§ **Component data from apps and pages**

- Opening Delimiter -

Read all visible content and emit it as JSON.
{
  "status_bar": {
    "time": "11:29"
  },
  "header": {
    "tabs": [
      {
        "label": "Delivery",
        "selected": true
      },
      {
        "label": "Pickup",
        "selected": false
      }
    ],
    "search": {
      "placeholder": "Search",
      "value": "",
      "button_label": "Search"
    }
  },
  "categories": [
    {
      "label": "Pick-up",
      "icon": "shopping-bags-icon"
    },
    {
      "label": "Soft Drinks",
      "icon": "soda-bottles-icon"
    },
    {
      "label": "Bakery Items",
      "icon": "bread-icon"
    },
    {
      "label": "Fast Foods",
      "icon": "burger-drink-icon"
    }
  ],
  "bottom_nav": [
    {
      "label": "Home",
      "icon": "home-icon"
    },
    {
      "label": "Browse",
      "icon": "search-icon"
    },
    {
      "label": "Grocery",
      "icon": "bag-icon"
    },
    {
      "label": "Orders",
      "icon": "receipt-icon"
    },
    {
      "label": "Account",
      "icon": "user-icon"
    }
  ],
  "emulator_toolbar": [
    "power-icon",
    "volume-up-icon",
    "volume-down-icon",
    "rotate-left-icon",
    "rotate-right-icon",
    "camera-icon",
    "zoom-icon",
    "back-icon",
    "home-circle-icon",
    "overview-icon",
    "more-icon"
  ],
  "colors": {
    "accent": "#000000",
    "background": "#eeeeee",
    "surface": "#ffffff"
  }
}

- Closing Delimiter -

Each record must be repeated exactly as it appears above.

Read all visible content and emit it as JSON.
{
  "status_bar": {
    "time": "11:29"
  },
  "header": {
    "tabs": [
      {
        "label": "Delivery",
        "selected": true
      },
      {
        "label": "Pickup",
        "selected": false
      }
    ],
    "search": {
      "placeholder": "Search",
      "value": "",
      "button_label": "Search"
    }
  },
  "categories": [
    {
      "label": "Pick-up",
      "icon": "shopping-bags-icon"
    },
    {
      "label": "Soft Drinks",
      "icon": "soda-bottles-icon"
    },
    {
      "label": "Bakery Items",
      "icon": "bread-icon"
    },
    {
      "label": "Fast Foods",
      "icon": "burger-drink-icon"
    }
  ],
  "bottom_nav": [
    {
      "label": "Home",
      "icon": "home-icon"
    },
    {
      "label": "Browse",
      "icon": "search-icon"
    },
    {
      "label": "Grocery",
      "icon": "bag-icon"
    },
    {
      "label": "Orders",
      "icon": "receipt-icon"
    },
    {
      "label": "Account",
      "icon": "user-icon"
    }
  ],
  "emulator_toolbar": [
    "power-icon",
    "volume-up-icon",
    "volume-down-icon",
    "rotate-left-icon",
    "rotate-right-icon",
    "camera-icon",
    "zoom-icon",
    "back-icon",
    "home-circle-icon",
    "overview-icon",
    "more-icon"
  ],
  "colors": {
    "accent": "#000000",
    "background": "#eeeeee",
    "surface": "#ffffff"
  }
}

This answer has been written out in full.